The Communications Society (ComSoc) of the Institute of Electrical and Electronic Engineers (IEEE) offers a professional certification on wireless technologies crafted to test and validate your wireless knowledge. It’s also designed to assure employers that you have a certain minimum understanding of wireless technology. Called the Wireless Communications Engineering Technologies (WCET) certification, it involves one of the most advanced and comprehensive evaluations of wireless knowledge.
The IEEE provides materials to prepare for certification, including A Guide to the Wireless Engineering Body of Knowledge (WEBOK). Also available is an online practice exam as well as the five-day online Virtual Intensive Course on Wireless Communications Engineering, a comprehensive course that I recently completed. These sessions use a lecture/Power Point format over a GoTo Meeting link that runs two hours in the morning and two hours in the afternoon.
The course is divided into the seven parts that mesh with the WCET exam topics: RF Engineering, Propagation, and Antennas; Wireless Access Technologies; Network and Service Architectures; Network Management and Security; Infrastructure and Wireless Communications; Agreements, Standards, Policies, and Regulations; and Wireless Communication: Concepts and Course Review.
The course makes one appreciate the scope and complexity of wireless communications. It is definitely not for beginners. I fault the IEEE for not making the prerequisites clear, as I fear some novices might find themselves baffled during some parts. Throughout the course, there’s an emphasis on the cellular radio networks and minimal focus on short-range wireless LAN/PAN.
Here’s my feedback for the organizers and presenters: Not all of us already know everything you do, and I recommend you devote more time to definitions and acronyms.
The course comes with the WEBOK text. Although I haven’t taken the practice exam, I suspect that it’s essential. I haven’t decided whether I am going to attempt the exam. I am certainly at the expert level in some topic areas, but weak in others. (I suspect many of you are at a similar level.)
For example, it’s hard to be an RF/circuit/antenna expert as well as an expert in network topology, management, and administration. I asked the IEEE about this matter, but the organization insists that you’re not a wireless expert unless you know it all. That may keep many of you from attempting this valuable credential. If you are interested in a goal that will encourage you to learn more and become more professional, consider the WCET.

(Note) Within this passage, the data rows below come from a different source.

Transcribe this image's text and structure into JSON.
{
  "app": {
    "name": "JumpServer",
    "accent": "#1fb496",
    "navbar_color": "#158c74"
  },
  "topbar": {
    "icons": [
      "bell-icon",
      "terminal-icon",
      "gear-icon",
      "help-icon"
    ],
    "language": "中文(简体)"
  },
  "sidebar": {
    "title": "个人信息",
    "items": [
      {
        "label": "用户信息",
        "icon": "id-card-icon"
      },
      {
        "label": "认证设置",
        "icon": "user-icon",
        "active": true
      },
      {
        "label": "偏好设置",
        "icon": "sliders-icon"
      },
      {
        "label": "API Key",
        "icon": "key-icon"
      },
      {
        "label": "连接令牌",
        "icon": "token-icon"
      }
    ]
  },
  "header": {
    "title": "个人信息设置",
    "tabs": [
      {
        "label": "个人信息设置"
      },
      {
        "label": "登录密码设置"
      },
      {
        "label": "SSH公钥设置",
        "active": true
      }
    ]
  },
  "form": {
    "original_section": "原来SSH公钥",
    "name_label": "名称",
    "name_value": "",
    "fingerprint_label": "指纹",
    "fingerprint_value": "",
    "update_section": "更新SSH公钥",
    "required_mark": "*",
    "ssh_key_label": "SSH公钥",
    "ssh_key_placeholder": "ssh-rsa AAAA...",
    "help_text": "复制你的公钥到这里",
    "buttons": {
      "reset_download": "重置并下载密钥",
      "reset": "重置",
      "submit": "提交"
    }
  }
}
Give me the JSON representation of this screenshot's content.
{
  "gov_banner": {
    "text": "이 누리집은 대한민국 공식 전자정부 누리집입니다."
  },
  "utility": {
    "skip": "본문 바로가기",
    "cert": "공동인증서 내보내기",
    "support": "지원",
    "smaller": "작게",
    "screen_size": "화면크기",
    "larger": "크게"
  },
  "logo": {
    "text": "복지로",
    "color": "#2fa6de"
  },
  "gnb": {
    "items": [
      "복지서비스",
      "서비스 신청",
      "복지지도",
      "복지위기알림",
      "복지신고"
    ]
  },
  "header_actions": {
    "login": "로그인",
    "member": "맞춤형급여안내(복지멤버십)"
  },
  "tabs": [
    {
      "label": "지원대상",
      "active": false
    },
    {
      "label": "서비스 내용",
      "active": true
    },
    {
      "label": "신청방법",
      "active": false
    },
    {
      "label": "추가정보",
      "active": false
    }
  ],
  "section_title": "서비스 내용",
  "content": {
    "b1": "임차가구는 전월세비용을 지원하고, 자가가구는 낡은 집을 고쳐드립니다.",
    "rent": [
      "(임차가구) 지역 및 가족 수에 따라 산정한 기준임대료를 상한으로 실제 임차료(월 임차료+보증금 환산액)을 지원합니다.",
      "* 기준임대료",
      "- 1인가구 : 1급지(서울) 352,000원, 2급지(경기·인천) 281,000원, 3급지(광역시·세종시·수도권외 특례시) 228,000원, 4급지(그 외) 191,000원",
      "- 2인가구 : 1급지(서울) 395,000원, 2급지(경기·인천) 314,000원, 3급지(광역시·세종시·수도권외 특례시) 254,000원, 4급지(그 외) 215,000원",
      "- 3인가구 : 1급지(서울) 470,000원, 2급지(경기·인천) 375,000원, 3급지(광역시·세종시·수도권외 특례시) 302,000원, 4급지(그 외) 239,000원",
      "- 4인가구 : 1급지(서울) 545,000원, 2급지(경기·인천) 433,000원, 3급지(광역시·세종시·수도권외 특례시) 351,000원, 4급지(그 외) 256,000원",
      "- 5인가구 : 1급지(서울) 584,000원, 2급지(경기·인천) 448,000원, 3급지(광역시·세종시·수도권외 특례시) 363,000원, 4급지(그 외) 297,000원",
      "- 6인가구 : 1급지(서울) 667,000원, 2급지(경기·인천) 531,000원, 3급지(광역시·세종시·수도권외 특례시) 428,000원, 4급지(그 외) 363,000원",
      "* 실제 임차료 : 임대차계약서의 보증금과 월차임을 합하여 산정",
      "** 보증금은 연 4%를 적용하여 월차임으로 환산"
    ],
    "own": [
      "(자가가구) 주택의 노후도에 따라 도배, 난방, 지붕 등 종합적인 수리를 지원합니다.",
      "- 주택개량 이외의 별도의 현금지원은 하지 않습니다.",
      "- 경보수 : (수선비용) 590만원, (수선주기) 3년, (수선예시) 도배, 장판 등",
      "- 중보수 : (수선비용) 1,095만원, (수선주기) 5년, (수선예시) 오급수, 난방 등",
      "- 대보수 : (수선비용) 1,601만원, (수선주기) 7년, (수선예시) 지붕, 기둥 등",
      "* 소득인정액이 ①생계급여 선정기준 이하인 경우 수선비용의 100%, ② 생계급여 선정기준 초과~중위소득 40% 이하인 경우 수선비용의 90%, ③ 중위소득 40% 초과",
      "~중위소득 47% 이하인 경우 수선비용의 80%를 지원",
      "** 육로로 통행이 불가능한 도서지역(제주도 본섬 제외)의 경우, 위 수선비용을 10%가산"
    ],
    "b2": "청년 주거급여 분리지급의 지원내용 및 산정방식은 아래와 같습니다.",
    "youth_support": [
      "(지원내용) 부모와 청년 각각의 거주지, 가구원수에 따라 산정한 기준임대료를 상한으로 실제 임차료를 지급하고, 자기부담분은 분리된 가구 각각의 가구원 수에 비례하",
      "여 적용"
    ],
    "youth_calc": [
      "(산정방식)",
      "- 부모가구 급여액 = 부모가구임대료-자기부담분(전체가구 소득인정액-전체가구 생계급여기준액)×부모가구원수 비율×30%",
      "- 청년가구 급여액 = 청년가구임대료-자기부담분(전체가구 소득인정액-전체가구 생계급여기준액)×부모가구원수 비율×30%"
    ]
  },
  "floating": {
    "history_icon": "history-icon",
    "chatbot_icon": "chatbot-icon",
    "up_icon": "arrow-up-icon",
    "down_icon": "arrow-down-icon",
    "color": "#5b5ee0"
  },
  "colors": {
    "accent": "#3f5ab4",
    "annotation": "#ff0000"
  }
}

Congratulations to IEEE and the ComSoc for an excellent course and certification. For more details on the certification itself and the courses, go to www.ieee-wcet.org and www.comsoc.org/IEEECertification.